• **WORKING DATA**:
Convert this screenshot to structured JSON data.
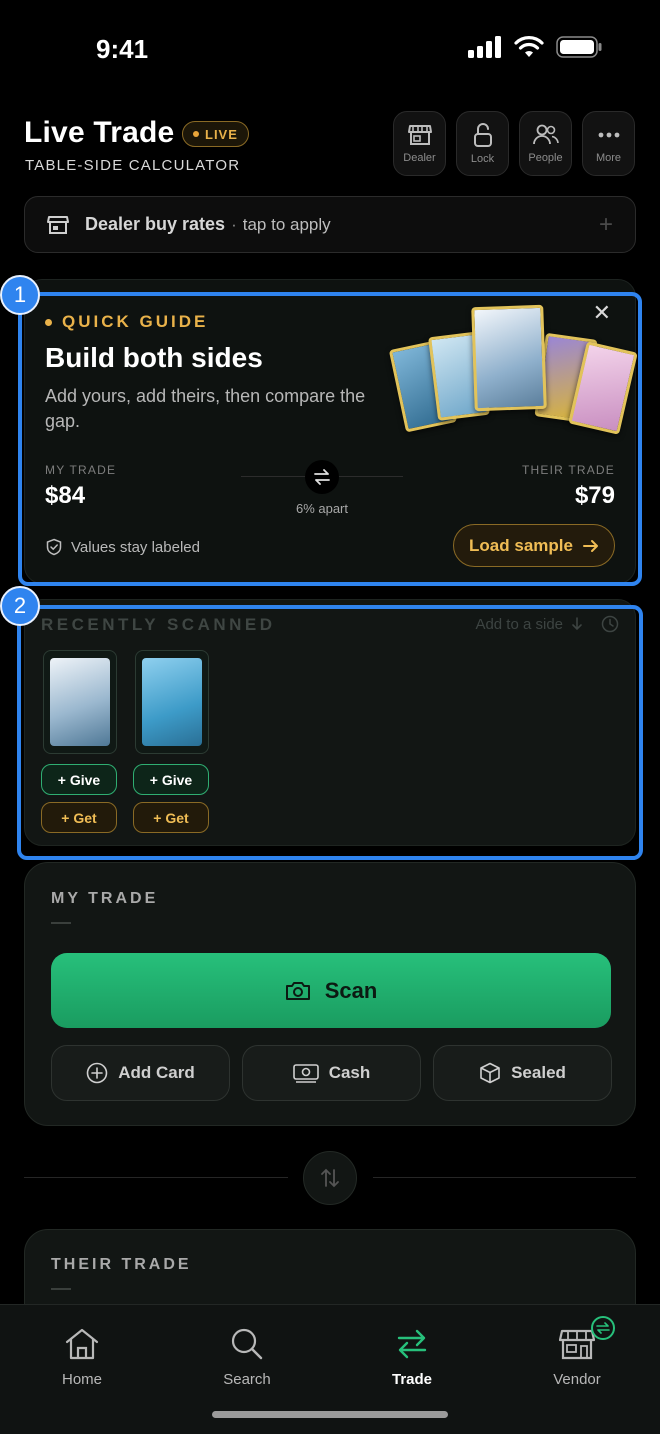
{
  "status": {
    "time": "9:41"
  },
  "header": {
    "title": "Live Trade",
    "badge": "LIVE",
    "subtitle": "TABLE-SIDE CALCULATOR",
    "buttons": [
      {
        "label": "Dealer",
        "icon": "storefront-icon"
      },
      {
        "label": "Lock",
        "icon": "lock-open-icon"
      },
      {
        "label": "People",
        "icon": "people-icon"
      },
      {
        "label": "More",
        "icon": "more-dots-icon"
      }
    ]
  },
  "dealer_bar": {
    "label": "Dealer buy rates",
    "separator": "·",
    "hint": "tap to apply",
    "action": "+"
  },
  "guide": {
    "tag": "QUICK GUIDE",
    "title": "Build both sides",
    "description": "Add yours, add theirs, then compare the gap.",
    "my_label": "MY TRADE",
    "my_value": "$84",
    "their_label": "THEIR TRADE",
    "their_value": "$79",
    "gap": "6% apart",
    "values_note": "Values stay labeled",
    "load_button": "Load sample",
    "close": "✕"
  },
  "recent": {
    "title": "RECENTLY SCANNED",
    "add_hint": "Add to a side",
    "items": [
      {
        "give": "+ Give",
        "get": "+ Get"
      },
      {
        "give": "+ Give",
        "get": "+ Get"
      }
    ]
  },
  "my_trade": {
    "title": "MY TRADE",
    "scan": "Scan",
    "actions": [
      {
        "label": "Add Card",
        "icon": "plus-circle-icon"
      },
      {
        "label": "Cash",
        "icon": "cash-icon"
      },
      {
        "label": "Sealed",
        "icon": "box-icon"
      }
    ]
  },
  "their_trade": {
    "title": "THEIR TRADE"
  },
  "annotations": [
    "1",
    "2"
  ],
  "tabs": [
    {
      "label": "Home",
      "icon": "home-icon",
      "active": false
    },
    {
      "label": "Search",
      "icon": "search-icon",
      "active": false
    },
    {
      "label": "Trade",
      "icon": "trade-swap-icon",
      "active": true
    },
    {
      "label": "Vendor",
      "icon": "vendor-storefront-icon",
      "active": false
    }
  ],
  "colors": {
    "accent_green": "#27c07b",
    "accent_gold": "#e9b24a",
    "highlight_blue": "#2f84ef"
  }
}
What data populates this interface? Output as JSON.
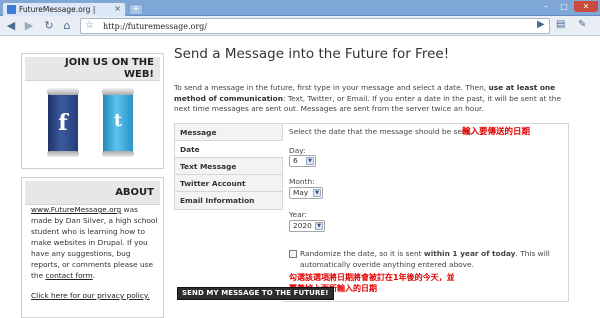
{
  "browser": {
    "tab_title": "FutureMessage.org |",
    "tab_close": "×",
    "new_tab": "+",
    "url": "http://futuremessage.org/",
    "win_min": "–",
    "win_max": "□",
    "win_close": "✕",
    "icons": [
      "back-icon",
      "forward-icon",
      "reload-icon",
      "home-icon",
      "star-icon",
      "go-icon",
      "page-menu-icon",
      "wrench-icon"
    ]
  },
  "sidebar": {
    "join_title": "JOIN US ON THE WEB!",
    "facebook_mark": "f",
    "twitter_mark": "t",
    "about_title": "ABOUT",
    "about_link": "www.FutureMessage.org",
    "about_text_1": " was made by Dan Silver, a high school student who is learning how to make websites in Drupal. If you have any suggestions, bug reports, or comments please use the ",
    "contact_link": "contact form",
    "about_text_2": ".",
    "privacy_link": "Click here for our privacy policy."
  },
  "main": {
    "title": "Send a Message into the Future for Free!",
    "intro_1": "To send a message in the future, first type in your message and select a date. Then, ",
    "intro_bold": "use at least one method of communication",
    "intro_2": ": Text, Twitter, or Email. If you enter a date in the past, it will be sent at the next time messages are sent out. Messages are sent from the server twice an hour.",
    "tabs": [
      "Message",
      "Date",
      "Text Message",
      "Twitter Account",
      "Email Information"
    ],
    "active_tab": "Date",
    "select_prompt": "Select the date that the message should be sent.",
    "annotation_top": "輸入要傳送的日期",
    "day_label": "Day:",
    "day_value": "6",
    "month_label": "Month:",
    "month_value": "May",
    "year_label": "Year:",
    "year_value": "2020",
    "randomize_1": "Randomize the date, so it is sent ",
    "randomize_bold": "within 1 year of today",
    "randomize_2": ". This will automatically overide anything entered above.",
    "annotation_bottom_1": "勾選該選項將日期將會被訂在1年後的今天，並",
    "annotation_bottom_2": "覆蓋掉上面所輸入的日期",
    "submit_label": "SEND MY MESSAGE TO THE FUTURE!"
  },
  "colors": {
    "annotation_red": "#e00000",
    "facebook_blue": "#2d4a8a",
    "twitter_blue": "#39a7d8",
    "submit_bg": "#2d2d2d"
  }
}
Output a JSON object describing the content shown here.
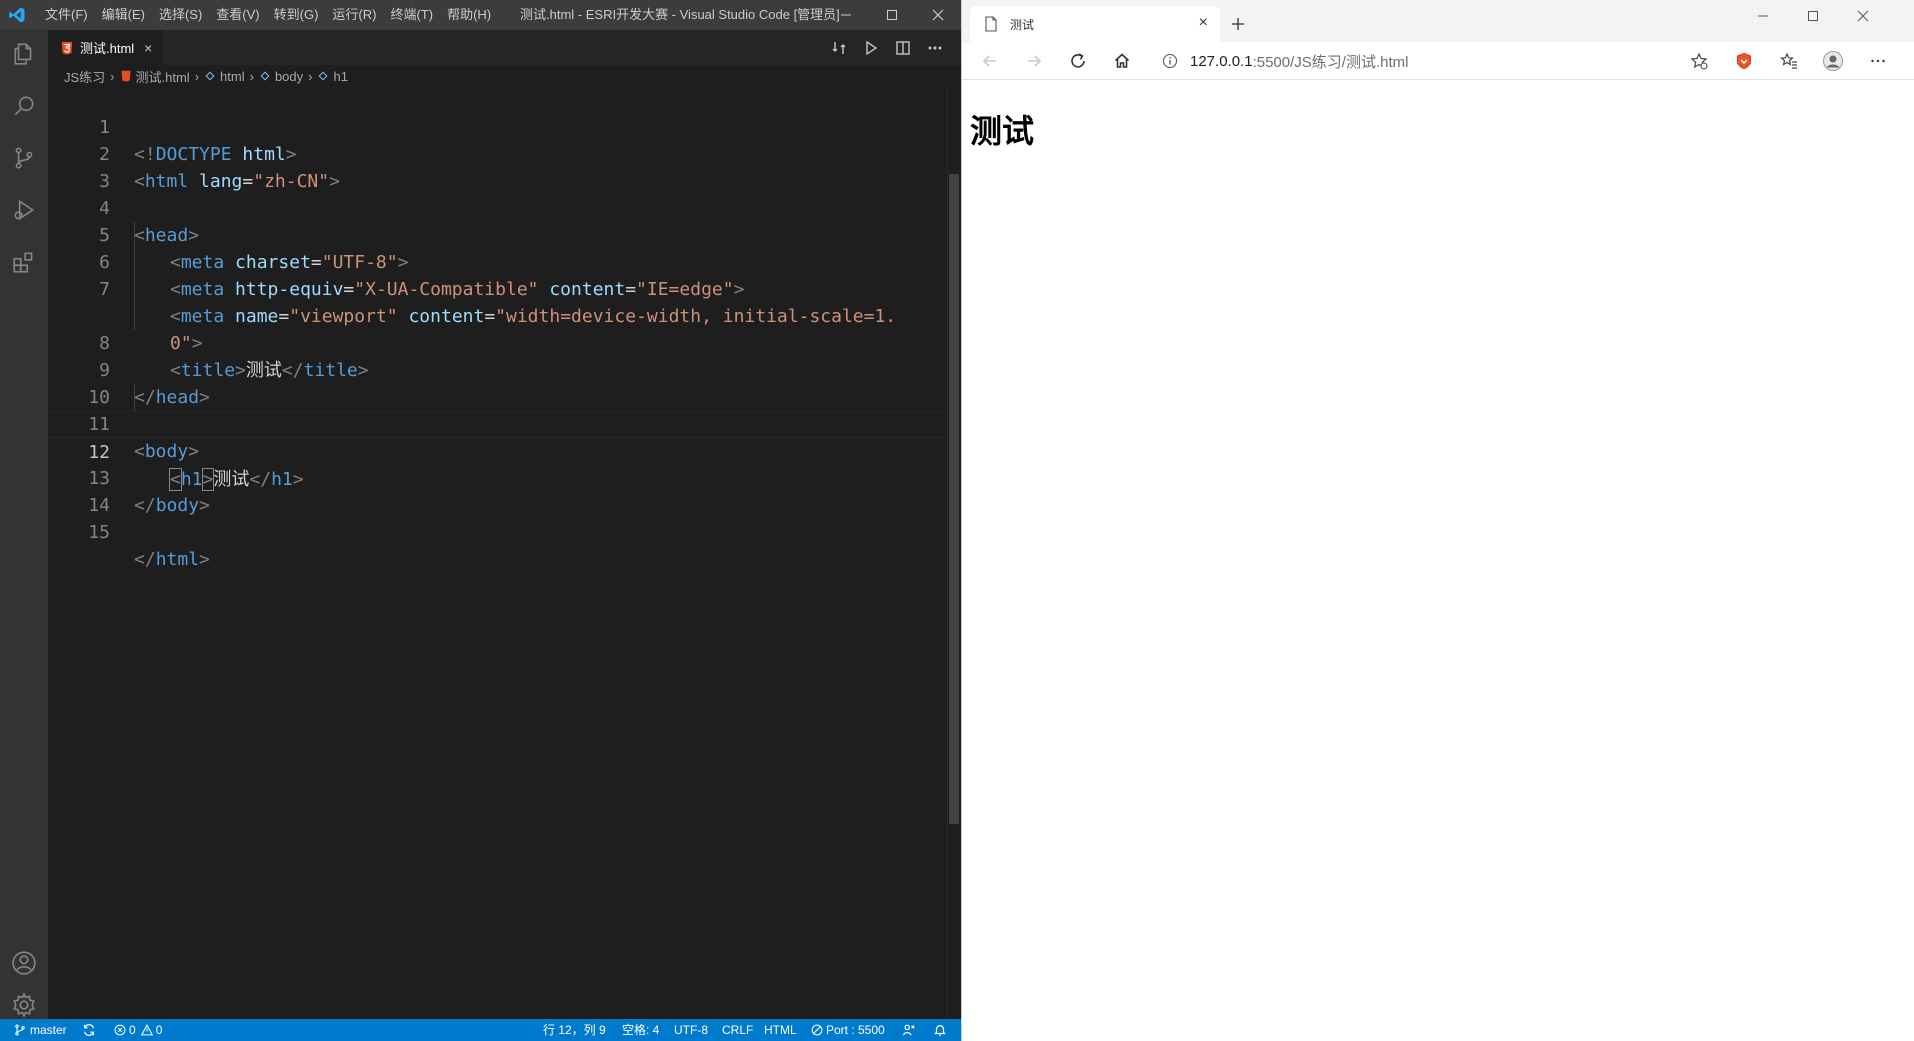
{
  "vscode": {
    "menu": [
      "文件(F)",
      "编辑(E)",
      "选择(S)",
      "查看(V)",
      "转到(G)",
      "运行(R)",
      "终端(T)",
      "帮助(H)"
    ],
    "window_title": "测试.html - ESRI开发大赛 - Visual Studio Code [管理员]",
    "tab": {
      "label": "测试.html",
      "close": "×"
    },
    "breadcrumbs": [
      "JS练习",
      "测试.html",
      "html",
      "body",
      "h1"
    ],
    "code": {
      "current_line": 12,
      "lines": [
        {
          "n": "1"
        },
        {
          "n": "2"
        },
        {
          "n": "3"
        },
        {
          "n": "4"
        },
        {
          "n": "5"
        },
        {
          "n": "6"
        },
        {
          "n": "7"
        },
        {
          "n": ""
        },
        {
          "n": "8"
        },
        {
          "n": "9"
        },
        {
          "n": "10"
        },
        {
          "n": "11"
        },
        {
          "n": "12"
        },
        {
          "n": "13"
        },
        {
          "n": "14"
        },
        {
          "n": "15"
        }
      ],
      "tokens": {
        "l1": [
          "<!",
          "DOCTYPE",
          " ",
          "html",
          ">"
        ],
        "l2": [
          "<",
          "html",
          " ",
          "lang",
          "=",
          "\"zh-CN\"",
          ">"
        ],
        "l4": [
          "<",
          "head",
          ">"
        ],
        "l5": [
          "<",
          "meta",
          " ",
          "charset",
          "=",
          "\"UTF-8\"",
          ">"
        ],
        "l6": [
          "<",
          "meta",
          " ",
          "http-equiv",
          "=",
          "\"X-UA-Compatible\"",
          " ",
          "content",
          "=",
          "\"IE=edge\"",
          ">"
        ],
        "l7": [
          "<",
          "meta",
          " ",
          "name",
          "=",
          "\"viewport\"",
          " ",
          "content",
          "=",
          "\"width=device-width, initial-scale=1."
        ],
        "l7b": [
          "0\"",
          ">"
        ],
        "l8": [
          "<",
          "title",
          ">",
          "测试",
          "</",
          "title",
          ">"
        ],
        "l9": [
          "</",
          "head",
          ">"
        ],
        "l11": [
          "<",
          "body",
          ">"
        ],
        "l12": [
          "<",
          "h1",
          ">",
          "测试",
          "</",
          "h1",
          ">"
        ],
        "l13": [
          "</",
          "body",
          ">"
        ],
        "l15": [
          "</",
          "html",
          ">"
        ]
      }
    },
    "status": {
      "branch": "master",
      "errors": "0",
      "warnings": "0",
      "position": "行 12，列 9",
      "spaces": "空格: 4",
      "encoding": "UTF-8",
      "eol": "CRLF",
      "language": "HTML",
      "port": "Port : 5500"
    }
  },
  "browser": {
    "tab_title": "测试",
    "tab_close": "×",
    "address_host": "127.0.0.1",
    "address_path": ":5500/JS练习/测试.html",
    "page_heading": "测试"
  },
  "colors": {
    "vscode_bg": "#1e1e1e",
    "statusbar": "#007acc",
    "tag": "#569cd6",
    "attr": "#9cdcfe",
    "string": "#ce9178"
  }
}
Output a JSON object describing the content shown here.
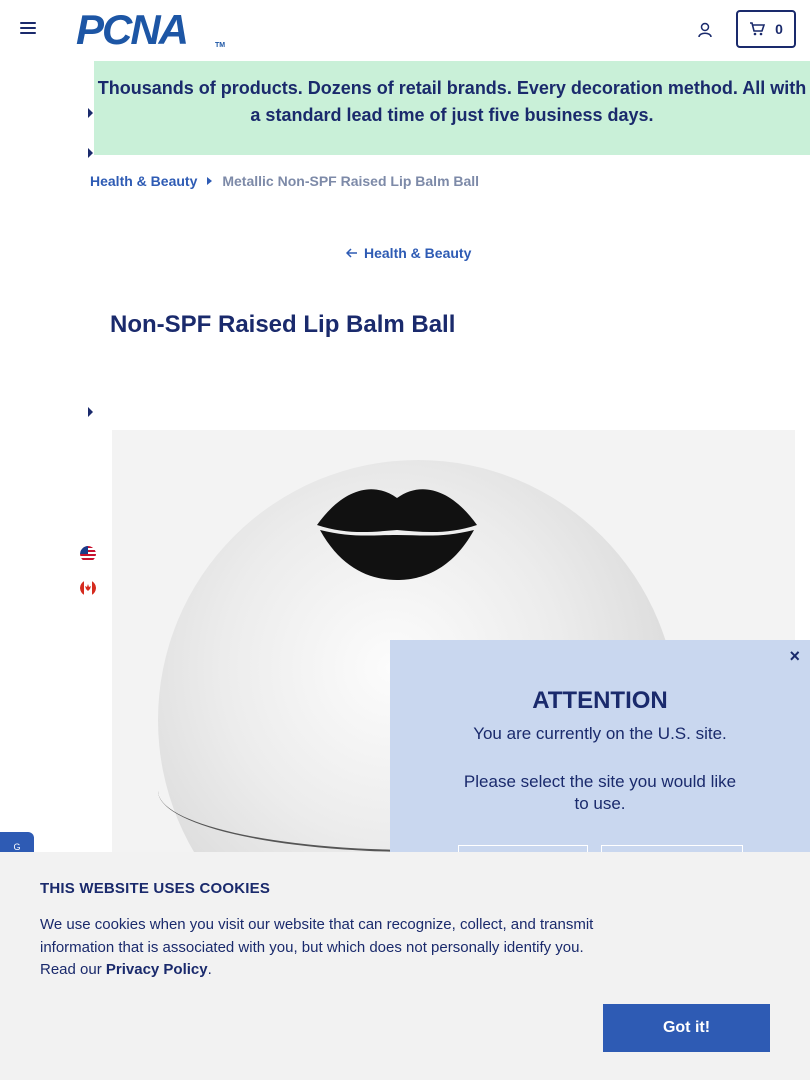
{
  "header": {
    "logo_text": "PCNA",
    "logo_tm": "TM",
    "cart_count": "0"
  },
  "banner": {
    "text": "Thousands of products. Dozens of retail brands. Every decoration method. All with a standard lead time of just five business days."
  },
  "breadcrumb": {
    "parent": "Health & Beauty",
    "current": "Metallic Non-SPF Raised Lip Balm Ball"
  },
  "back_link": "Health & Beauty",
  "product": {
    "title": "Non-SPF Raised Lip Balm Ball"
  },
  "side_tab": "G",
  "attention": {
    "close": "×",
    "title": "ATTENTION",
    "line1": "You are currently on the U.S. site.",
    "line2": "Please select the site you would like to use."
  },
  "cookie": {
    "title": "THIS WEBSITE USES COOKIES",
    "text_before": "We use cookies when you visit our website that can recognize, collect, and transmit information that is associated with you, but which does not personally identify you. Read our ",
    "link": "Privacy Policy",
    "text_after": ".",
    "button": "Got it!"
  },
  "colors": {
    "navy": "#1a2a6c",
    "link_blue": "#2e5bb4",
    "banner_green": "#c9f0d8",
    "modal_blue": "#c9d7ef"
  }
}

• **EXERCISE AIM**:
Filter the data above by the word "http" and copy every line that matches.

• **WRITTEN ANSWER**:
    "url": "http://futuremessage.org/",
          "http-equiv",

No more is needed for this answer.